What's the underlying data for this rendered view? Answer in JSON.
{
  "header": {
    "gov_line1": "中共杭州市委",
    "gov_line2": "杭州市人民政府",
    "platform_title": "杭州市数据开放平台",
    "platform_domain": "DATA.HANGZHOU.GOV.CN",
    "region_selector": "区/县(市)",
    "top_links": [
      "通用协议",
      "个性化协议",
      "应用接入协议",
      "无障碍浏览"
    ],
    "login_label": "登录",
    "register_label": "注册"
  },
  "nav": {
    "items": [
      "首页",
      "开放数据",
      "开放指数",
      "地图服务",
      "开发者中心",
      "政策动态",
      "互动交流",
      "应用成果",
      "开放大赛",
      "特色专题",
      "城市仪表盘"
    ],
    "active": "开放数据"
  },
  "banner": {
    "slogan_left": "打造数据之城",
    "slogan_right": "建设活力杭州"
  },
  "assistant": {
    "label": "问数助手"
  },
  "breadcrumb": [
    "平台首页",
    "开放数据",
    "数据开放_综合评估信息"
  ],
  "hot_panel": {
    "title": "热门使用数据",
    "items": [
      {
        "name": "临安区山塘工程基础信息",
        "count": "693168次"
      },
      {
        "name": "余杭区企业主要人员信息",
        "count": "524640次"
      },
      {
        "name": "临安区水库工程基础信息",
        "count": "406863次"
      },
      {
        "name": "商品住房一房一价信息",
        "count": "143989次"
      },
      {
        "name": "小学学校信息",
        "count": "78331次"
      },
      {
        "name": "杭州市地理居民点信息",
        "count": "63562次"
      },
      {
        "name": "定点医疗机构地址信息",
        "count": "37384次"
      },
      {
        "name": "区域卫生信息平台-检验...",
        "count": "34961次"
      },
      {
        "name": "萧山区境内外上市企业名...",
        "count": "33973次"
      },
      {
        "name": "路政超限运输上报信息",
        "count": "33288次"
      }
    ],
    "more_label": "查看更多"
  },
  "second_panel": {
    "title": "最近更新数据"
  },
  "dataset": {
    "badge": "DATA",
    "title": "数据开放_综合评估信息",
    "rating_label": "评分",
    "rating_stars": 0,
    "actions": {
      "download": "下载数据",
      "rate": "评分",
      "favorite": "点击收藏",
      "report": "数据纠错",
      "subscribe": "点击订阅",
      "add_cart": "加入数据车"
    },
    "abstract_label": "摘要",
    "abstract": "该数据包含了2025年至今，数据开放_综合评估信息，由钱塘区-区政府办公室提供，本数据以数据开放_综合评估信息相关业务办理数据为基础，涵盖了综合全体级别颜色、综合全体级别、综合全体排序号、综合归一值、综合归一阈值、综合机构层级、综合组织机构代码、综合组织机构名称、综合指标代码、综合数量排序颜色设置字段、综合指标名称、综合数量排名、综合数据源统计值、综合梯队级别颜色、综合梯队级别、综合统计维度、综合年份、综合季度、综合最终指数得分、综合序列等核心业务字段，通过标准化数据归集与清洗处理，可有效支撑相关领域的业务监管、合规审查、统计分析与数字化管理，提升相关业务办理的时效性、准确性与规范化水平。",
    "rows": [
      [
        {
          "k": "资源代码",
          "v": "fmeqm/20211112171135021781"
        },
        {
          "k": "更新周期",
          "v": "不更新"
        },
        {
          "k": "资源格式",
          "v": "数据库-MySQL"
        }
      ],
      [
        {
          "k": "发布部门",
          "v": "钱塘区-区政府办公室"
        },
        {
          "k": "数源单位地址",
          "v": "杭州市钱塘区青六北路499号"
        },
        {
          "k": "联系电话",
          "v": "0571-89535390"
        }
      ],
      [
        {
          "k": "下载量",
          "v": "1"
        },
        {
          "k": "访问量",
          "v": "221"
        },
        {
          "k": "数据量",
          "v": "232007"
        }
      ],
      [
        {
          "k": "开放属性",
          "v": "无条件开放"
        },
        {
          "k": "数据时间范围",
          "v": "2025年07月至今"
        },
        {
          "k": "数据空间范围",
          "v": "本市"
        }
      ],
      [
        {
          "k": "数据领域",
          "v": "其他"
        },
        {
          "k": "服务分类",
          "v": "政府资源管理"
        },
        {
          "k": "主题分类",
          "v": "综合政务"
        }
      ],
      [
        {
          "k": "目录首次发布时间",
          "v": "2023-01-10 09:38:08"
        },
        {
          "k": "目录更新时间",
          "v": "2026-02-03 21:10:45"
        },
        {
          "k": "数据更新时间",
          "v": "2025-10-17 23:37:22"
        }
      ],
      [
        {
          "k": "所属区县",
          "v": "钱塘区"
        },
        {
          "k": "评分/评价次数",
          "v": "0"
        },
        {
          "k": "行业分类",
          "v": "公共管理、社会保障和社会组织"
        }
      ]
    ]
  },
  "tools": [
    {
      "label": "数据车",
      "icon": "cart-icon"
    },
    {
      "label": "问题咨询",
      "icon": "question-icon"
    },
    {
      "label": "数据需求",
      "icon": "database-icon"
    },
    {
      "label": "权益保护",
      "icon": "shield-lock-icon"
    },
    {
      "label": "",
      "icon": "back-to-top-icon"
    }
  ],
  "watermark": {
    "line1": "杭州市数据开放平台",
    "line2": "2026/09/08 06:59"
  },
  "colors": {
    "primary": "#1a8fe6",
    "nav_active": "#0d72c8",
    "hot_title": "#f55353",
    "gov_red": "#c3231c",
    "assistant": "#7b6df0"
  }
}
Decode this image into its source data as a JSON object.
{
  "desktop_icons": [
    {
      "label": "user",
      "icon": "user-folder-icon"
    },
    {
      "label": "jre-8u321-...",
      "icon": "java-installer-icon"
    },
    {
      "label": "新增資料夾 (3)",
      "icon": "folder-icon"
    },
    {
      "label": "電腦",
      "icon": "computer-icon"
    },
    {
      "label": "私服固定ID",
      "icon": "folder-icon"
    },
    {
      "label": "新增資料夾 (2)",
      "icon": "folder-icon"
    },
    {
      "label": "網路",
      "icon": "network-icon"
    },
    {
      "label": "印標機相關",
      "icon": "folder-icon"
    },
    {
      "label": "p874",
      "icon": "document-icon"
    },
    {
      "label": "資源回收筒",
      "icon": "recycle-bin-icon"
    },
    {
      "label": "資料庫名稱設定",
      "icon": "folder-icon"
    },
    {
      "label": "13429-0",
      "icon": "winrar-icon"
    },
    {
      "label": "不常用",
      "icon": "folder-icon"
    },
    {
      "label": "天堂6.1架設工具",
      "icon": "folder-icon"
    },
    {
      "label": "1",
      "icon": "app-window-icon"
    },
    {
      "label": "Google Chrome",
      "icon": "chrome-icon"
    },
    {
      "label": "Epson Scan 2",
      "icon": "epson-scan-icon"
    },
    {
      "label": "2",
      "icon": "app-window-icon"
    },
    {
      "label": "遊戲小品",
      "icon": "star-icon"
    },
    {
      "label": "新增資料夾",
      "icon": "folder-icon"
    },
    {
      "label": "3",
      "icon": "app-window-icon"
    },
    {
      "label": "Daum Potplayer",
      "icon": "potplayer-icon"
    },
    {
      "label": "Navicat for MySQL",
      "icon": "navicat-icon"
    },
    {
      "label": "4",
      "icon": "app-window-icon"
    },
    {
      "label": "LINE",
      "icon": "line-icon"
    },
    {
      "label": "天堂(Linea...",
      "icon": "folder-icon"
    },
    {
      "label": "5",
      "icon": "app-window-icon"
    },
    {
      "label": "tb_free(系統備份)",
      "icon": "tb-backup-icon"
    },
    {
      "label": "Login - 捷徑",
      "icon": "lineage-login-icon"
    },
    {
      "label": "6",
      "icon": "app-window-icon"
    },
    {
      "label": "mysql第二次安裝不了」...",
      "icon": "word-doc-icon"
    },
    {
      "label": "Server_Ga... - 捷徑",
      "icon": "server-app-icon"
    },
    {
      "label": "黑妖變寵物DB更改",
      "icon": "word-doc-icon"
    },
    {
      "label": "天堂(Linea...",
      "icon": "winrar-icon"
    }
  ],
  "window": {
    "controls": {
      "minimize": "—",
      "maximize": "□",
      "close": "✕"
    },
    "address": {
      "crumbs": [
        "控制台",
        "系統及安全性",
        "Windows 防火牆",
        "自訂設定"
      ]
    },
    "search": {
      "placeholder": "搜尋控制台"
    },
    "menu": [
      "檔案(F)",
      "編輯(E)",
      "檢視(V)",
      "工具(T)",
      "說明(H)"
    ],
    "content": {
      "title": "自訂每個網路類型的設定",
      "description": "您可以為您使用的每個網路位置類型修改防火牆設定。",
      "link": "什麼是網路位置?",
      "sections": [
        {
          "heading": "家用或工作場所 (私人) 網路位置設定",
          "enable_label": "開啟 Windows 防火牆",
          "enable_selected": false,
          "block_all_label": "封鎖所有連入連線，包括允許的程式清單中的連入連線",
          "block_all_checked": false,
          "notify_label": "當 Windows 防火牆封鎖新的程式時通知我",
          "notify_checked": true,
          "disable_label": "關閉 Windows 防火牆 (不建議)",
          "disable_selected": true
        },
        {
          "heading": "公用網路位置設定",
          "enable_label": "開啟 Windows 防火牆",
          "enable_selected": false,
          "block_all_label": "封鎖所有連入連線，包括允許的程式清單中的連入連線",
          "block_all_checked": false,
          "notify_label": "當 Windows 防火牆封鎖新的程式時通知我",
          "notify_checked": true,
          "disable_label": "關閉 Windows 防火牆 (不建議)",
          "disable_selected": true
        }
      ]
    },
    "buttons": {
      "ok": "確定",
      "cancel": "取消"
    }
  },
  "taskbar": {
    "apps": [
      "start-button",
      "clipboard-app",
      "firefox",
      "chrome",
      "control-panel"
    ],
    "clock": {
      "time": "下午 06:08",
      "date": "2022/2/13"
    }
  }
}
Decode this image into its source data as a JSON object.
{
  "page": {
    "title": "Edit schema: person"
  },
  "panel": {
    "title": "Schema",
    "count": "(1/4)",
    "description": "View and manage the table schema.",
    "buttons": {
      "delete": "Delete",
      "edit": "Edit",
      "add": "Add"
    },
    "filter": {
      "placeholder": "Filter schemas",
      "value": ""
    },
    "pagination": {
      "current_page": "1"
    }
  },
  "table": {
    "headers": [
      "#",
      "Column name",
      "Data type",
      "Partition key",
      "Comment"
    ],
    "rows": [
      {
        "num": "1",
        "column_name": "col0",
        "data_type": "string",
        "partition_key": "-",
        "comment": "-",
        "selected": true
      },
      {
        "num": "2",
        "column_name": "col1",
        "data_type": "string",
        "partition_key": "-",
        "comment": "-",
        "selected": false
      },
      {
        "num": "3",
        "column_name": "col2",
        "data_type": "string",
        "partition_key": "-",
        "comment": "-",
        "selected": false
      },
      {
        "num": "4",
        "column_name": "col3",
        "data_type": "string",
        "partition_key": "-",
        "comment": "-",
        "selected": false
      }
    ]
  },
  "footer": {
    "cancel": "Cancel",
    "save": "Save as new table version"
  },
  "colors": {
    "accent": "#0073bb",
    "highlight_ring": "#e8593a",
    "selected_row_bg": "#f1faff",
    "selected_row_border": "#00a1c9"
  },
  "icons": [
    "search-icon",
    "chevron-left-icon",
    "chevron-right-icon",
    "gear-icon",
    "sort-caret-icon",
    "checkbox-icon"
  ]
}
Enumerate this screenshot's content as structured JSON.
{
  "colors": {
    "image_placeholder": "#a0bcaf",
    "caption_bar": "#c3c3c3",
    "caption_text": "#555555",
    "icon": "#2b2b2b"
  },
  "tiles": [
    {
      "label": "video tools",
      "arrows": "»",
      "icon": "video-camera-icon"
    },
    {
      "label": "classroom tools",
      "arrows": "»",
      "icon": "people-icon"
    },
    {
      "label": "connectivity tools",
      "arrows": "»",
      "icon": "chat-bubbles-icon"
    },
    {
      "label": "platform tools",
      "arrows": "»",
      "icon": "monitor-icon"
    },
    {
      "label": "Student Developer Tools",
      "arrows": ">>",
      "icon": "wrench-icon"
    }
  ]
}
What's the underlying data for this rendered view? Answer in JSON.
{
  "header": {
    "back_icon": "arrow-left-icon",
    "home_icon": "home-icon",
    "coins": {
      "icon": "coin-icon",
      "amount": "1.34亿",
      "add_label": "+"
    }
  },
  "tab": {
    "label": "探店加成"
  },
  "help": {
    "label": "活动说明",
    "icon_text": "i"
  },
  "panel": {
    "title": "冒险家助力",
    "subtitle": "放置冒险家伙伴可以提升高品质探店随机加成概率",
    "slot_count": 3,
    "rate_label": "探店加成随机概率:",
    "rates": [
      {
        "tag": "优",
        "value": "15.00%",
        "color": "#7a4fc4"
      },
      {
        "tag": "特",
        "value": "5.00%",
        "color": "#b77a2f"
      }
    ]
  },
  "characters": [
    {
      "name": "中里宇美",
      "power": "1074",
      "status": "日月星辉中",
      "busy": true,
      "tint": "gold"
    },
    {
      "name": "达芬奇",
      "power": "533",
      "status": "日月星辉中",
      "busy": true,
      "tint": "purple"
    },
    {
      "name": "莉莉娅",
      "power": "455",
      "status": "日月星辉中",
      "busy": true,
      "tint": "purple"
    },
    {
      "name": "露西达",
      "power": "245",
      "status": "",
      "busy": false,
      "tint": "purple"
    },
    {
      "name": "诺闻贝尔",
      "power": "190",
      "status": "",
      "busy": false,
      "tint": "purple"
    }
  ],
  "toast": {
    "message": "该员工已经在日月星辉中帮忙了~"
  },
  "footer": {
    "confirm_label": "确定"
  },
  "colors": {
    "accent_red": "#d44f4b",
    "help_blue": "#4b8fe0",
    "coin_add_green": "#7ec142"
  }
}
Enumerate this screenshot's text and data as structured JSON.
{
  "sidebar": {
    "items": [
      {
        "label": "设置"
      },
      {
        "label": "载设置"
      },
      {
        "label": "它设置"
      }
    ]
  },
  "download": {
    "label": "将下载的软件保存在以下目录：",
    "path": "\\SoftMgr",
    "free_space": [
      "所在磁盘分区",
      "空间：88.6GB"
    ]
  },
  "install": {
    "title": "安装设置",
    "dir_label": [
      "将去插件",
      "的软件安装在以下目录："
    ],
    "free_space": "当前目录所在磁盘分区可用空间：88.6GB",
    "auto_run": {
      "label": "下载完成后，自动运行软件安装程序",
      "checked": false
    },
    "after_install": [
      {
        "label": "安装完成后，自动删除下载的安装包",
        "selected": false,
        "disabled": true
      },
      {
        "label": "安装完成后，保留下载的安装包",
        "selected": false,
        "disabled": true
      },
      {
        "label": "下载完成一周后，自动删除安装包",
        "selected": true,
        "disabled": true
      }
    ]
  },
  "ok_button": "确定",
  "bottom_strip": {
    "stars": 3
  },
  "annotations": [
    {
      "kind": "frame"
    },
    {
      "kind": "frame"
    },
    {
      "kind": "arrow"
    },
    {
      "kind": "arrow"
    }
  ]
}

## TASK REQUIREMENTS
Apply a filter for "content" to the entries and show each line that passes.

## FINAL ANSWER
    "content": {
Enumerate this screenshot's content as structured JSON.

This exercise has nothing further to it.